_Web page and app entries:_
╭──

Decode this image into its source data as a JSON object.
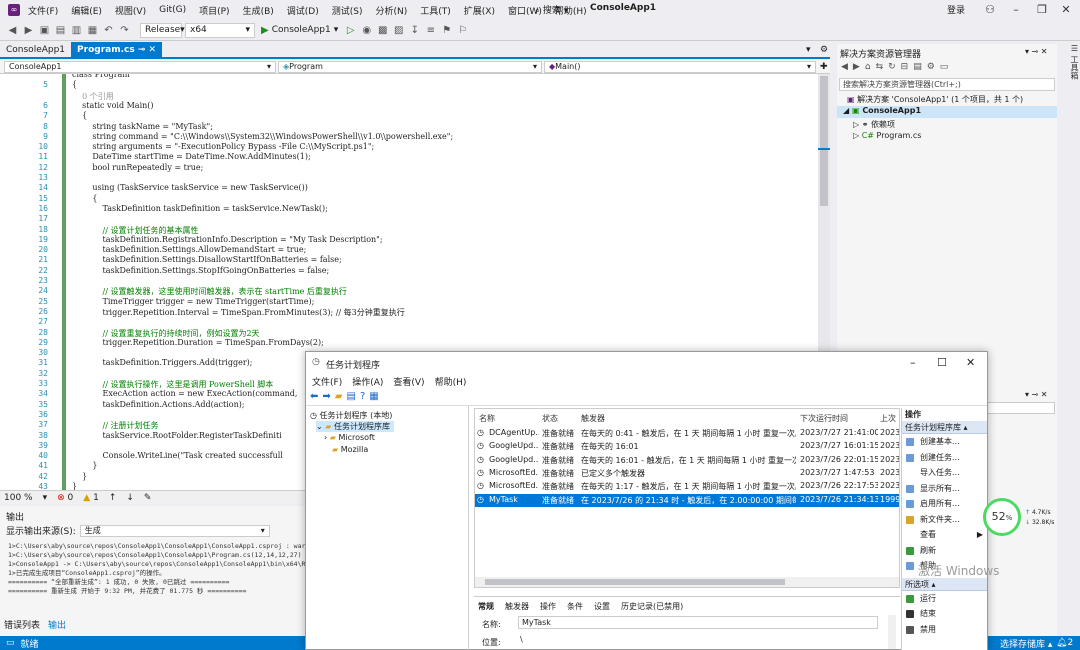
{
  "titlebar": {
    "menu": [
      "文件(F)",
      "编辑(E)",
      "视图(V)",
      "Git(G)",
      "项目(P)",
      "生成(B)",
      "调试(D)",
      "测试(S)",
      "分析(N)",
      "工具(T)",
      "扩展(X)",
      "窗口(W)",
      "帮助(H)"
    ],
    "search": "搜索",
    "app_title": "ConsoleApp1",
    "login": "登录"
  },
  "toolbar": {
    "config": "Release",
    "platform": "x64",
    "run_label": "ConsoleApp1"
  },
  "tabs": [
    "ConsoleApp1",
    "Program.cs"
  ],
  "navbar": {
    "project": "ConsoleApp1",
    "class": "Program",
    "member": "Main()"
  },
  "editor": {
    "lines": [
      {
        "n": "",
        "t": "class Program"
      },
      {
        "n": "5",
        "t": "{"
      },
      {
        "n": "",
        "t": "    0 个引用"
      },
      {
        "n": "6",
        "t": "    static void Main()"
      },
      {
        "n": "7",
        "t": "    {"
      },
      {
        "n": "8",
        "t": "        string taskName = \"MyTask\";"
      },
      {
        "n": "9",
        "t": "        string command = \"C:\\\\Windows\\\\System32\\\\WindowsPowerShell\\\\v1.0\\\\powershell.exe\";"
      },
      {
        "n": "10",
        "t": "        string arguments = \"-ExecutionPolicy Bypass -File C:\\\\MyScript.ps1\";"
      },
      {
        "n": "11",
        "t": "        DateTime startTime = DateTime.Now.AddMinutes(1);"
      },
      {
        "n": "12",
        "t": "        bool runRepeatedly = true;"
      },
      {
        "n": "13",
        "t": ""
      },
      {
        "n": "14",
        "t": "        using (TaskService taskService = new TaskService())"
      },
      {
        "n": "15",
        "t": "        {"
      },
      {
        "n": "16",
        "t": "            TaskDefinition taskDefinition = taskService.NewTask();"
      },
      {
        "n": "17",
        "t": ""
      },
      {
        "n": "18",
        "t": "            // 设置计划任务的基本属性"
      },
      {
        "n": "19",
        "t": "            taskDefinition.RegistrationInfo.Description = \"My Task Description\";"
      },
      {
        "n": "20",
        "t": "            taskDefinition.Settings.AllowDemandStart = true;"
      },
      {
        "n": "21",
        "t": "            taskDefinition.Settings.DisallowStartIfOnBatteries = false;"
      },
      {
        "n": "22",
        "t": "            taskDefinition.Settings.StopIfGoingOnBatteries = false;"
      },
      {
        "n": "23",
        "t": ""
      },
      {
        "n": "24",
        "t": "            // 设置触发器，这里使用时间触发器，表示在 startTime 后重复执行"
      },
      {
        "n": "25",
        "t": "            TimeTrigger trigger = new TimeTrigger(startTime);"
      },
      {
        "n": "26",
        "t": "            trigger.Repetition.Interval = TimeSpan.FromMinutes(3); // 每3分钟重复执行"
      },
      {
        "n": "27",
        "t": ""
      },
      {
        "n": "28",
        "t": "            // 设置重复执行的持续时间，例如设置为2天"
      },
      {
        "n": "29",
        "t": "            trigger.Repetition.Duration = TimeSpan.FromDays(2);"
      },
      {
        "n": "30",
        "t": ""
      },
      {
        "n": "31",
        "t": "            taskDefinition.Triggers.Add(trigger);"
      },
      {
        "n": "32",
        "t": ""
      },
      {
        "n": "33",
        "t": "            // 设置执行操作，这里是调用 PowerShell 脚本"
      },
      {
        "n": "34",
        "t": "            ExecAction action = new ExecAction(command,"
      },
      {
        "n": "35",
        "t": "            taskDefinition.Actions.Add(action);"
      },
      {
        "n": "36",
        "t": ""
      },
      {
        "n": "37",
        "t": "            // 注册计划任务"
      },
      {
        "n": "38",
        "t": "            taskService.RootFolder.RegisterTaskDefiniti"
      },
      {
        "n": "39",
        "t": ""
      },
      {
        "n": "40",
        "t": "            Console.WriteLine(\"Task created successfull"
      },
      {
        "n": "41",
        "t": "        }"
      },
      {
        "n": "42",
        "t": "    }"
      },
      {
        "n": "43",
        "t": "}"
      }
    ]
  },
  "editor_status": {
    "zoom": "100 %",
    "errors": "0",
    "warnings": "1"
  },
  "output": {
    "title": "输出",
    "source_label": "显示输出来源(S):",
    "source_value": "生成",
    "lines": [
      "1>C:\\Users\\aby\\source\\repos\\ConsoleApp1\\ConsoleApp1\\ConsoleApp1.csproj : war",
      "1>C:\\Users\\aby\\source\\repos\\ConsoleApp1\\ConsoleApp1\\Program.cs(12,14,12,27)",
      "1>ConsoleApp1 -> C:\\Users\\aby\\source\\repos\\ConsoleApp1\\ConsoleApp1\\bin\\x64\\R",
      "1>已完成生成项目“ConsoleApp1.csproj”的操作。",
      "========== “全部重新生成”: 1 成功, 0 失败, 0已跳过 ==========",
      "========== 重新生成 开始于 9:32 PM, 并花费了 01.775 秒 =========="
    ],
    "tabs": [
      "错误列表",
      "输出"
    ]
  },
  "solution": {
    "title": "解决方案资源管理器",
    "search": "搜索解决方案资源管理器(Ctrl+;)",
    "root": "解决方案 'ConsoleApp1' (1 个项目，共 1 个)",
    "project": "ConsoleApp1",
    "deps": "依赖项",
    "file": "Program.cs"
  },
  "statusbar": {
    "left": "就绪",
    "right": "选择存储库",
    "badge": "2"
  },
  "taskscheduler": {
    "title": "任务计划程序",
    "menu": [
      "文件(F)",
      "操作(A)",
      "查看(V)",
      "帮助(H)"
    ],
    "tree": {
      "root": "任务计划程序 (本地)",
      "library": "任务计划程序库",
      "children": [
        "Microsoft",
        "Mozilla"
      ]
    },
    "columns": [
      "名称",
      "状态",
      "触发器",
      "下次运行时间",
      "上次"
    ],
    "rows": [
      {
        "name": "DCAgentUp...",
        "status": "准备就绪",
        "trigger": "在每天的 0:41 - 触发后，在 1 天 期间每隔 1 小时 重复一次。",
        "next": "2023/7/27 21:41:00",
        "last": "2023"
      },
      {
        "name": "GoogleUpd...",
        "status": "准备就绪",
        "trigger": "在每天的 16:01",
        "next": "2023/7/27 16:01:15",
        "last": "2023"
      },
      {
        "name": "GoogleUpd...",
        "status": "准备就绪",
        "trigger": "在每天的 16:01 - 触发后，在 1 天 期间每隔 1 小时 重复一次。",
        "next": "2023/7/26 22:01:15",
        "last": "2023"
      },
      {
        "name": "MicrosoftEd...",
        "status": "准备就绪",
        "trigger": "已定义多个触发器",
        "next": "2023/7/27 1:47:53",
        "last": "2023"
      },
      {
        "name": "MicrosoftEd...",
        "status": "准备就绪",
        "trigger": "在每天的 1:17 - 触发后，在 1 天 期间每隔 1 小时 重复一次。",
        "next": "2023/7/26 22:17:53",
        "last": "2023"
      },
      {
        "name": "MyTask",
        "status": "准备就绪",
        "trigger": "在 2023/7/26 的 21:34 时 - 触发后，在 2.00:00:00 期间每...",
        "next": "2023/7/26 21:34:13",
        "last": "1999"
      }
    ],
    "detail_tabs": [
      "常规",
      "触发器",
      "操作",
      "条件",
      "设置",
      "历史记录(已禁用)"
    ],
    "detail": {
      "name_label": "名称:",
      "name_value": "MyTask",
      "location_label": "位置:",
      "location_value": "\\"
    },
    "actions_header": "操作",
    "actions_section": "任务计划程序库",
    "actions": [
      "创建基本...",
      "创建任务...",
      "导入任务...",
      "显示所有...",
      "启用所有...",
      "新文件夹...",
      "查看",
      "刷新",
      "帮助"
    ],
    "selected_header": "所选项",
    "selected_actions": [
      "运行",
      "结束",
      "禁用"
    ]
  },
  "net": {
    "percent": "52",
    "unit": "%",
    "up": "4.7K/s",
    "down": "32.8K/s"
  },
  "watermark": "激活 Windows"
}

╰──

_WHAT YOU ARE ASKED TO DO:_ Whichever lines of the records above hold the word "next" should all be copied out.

_YOUR RESPONSE:_
        "next": "2023/7/27 21:41:00",
        "next": "2023/7/27 16:01:15",
        "next": "2023/7/26 22:01:15",
        "next": "2023/7/27 1:47:53",
        "next": "2023/7/26 22:17:53",
        "next": "2023/7/26 21:34:13",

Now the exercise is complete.